More than a century and a half ago, John Stuart Mill, one of Britain's
greatest philosophers, defined enterprise not narrowly in terms of finance or
trade but more widely as "the desire to keep moving . . . to be trying and
accomplishing new things for our own benefit or that of others." And today
Global Entrepreneurship Week, which views enterprise in similarly broad terms
as, quite simply, "unleashing ideas," is conceived in that same spirit.
Since our kick-off announcement in London in November 2007, more than
seventy-five nations have joined the campaign and are part of an international
wave of enthusiasm about the potential of the entrepreneurial spirit to improve
the lives and economies of people around the world. Indeed, for an idea that
started out with the backing of only a few people and with little financial
support to have gathered such momentum in such a short space of time is itself a
fitting tribute to the power of global enterprise.
Reflecting the values and focus of Enterprise Week, which has now been
running for more than four years in the UK, Global Entrepreneurship Week is a
truly exciting and innovative development, bringing young people together across
national borders, inspiring them to turn their ideas into reality and
encouraging a new and thoroughly international spirit of enterprise.
And we will need people with an outlook that is both entrepreneurial and
global in the years ahead. As globalisation gathers pace, every country in the
world is having to face up to far-reaching and fundamental changes and
challenges. The world economy is set to double in the next twenty years, with
over 1 billion new professional or high-skilled jobs and new types of creative
and knowledge-based industries emerging, and we will need the ideas, the
insights, and the creativity of all our people if we are to compete effectively
and collaborate imaginatively in the years ahead.
But that entrepreneurial spirit doesn't stop at national borders, which is
why the links that Global Entrepreneurship Week is helping to create—locally,
nationally, and internationally through online social networks—are so important,
connecting young people from London to Abuja, Ottawa to Montevideo in a global
effort to help new ideas to develop, to grow, and to have an impact.
This campaign has also shown that, to nurture enterprising young talent to
the full, we need to build a new and far-sighted partnership of business,
education, government, voluntary organisations, and the media all working
together to provide support and to create opportunities on an ambitious scale.
Starting up and running a business is not always easy, and across the world I
believe we must do everything possible to help more of our young people develop
the confidence and the belief that they can—in the words of Britain's Enterprise
Week campaign—"make their mark."
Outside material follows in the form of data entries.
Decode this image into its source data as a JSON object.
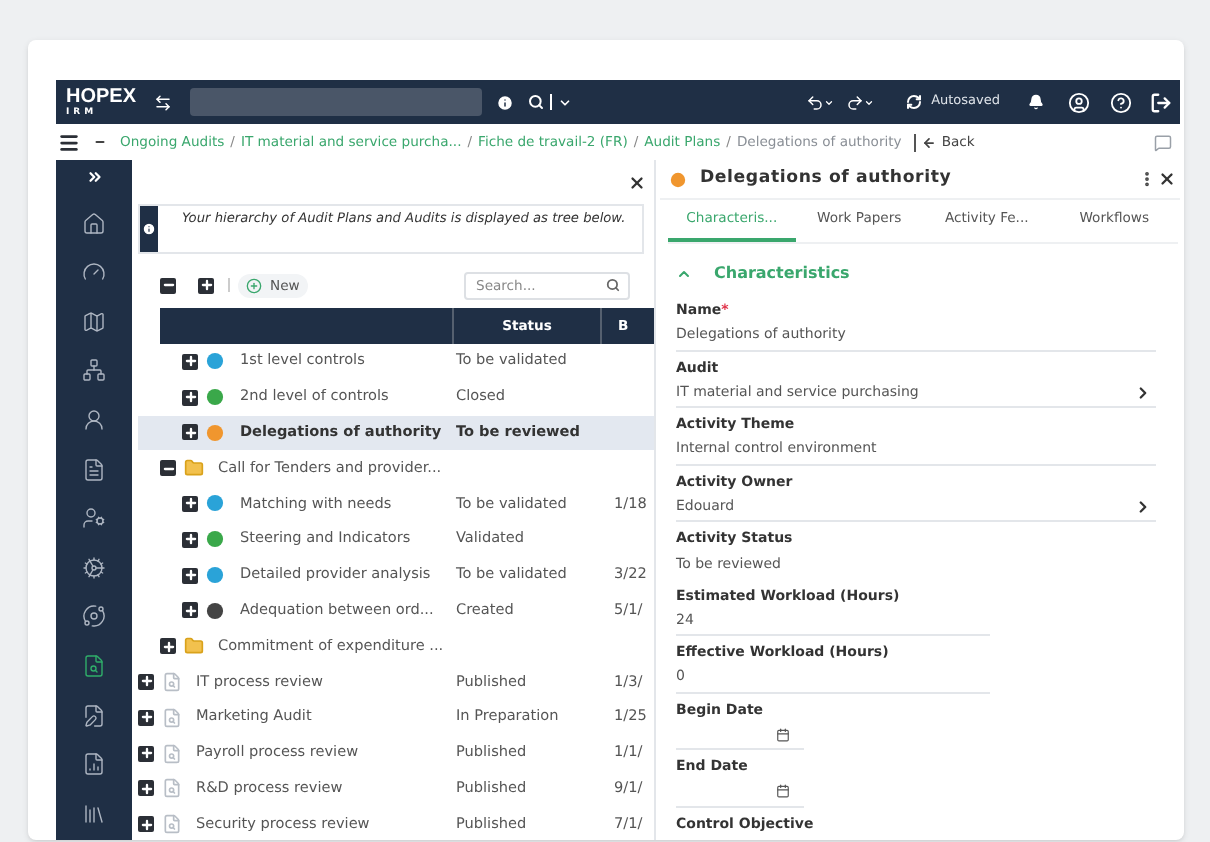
{
  "header": {
    "logo": "HOPEX",
    "logo_sub": "IRM",
    "status": "Autosaved"
  },
  "breadcrumb": {
    "separator": "/",
    "items": [
      {
        "label": "Ongoing Audits",
        "link": true
      },
      {
        "label": "IT material and service purcha...",
        "link": true
      },
      {
        "label": "Fiche de travail-2 (FR)",
        "link": true
      },
      {
        "label": "Audit Plans",
        "link": true
      },
      {
        "label": "Delegations of authority",
        "link": false
      }
    ],
    "back": "Back"
  },
  "sidebar": {
    "items": [
      {
        "kind": "home",
        "selected": false
      },
      {
        "kind": "gauge",
        "selected": false
      },
      {
        "kind": "map",
        "selected": false
      },
      {
        "kind": "org",
        "selected": false
      },
      {
        "kind": "user",
        "selected": false
      },
      {
        "kind": "doc",
        "selected": false
      },
      {
        "kind": "person",
        "selected": false
      },
      {
        "kind": "gears",
        "selected": false
      },
      {
        "kind": "cycle",
        "selected": false
      },
      {
        "kind": "audit",
        "selected": true
      },
      {
        "kind": "edit",
        "selected": false
      },
      {
        "kind": "report",
        "selected": false
      },
      {
        "kind": "library",
        "selected": false
      }
    ]
  },
  "left_panel": {
    "info": "Your hierarchy of Audit Plans and Audits is displayed as tree below.",
    "new_button": "New",
    "search": {
      "placeholder": "Search..."
    },
    "columns": [
      "Status",
      "B"
    ],
    "tree": [
      {
        "children": [
          {
            "children": [
              {
                "kind": "activity",
                "color": "#2aa3d8",
                "label": "1st level controls",
                "status": "To be validated",
                "selected": false,
                "expanded": false
              },
              {
                "kind": "activity",
                "color": "#3aa84a",
                "label": "2nd level of controls",
                "status": "Closed",
                "selected": false,
                "expanded": false
              },
              {
                "kind": "activity",
                "color": "#f0962e",
                "label": "Delegations of authority",
                "status": "To be reviewed",
                "selected": true,
                "expanded": false
              }
            ]
          },
          {
            "kind": "folder",
            "label": "Call for Tenders and provider...",
            "selected": false,
            "expanded": true,
            "children": [
              {
                "kind": "activity",
                "color": "#2aa3d8",
                "label": "Matching with needs",
                "status": "To be validated",
                "column_3": "1/18",
                "selected": false,
                "expanded": false
              },
              {
                "kind": "activity",
                "color": "#3aa84a",
                "label": "Steering and Indicators",
                "status": "Validated",
                "selected": false,
                "expanded": false
              },
              {
                "kind": "activity",
                "color": "#2aa3d8",
                "label": "Detailed provider analysis",
                "status": "To be validated",
                "column_3": "3/22",
                "selected": false,
                "expanded": false
              },
              {
                "kind": "activity",
                "color": "#444444",
                "label": "Adequation between ord...",
                "status": "Created",
                "column_3": "5/1/",
                "selected": false,
                "expanded": false
              }
            ]
          },
          {
            "kind": "folder",
            "label": "Commitment of expenditure ...",
            "selected": false,
            "expanded": false
          }
        ]
      },
      {
        "kind": "audit",
        "label": "IT process review",
        "status": "Published",
        "column_3": "1/3/",
        "selected": false,
        "expanded": false
      },
      {
        "kind": "audit",
        "label": "Marketing Audit",
        "status": "In Preparation",
        "column_3": "1/25",
        "selected": false,
        "expanded": false
      },
      {
        "kind": "audit",
        "label": "Payroll process review",
        "status": "Published",
        "column_3": "1/1/",
        "selected": false,
        "expanded": false
      },
      {
        "kind": "audit",
        "label": "R&D process review",
        "status": "Published",
        "column_3": "9/1/",
        "selected": false,
        "expanded": false
      },
      {
        "kind": "audit",
        "label": "Security process review",
        "status": "Published",
        "column_3": "7/1/",
        "selected": false,
        "expanded": false
      }
    ]
  },
  "right_panel": {
    "title": "Delegations of authority",
    "tabs": [
      {
        "label": "Characteris...",
        "selected": true
      },
      {
        "label": "Work Papers",
        "selected": false
      },
      {
        "label": "Activity Fe...",
        "selected": false
      },
      {
        "label": "Workflows",
        "selected": false
      }
    ],
    "section": {
      "title": "Characteristics",
      "expanded": true
    },
    "required_mark": "*",
    "fields": [
      {
        "kind": "text",
        "label": "Name",
        "required": true,
        "value": "Delegations of authority"
      },
      {
        "kind": "link",
        "label": "Audit",
        "required": false,
        "value": "IT material and service purchasing"
      },
      {
        "kind": "text",
        "label": "Activity Theme",
        "required": false,
        "value": "Internal control environment"
      },
      {
        "kind": "link",
        "label": "Activity Owner",
        "required": false,
        "value": "Edouard"
      },
      {
        "kind": "plain",
        "label": "Activity Status",
        "required": false,
        "value": "To be reviewed"
      },
      {
        "kind": "short",
        "label": "Estimated Workload (Hours)",
        "required": false,
        "value": "24"
      },
      {
        "kind": "short",
        "label": "Effective Workload (Hours)",
        "required": false,
        "value": "0"
      },
      {
        "kind": "date",
        "label": "Begin Date",
        "required": false
      },
      {
        "kind": "date",
        "label": "End Date",
        "required": false
      },
      {
        "kind": "area",
        "label": "Control Objective",
        "required": false
      }
    ]
  }
}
Of course, Global Entrepreneurship Week is not just about encouraging young
people to make their business ideas a reality; it also is about putting their
entrepreneurial spirit to work in helping to address the big challenges we face
around the world today. Poverty reduction, climate change, international
terrorism, the divisions between and within communities: all these are problems
that can only be solved if we mobilise all of the talent, inventiveness, and
inspiration at our disposal.
Kauffman Foundation CEO Carl Schramm, left, and UK Prime Minister Gordon Brown, right, announced plans for the first-ever Global Entrepreneurship Week at a kick-off event in London on Nov. 13, 2007. With them are aspiring UK entrepreneurs Michelle Esteves and Mitu Khandaker, who both participated in the Global Scholars Program.
Already, the successes and achievements of Global Entrepreneurship Week have
shown that if young people are given the chance they will respond—and one of the
most important and inspirational things about the thousands of entrepreneurs and
enterprising young people who are participating in the campaign is that they
have discovered a talent in themselves and acted upon it.
Talent is personal. It comes from each person's sense of what they can and
want to do—their attitude, flair, interests, and passions. But it can only truly
be realised if people have the aspirations to develop it—if they feel that they
have the chance to develop their potential to the full.
So I want to see us do everything we can to foster a global culture of
enterprise and innovation where every adult and young person feels that there is
an opportunity for them to go as far as their talents and hard work can take
them—where what counts is not where you come from and who you know, but what you
aspire to and have in yourself to become. Only by working together and forging
new connections and new initiatives like this can we truly begin to tap the
immense skill and entrepreneurial talent that exists in our countries and across
the world—talent that will benefit everyone in the years ahead.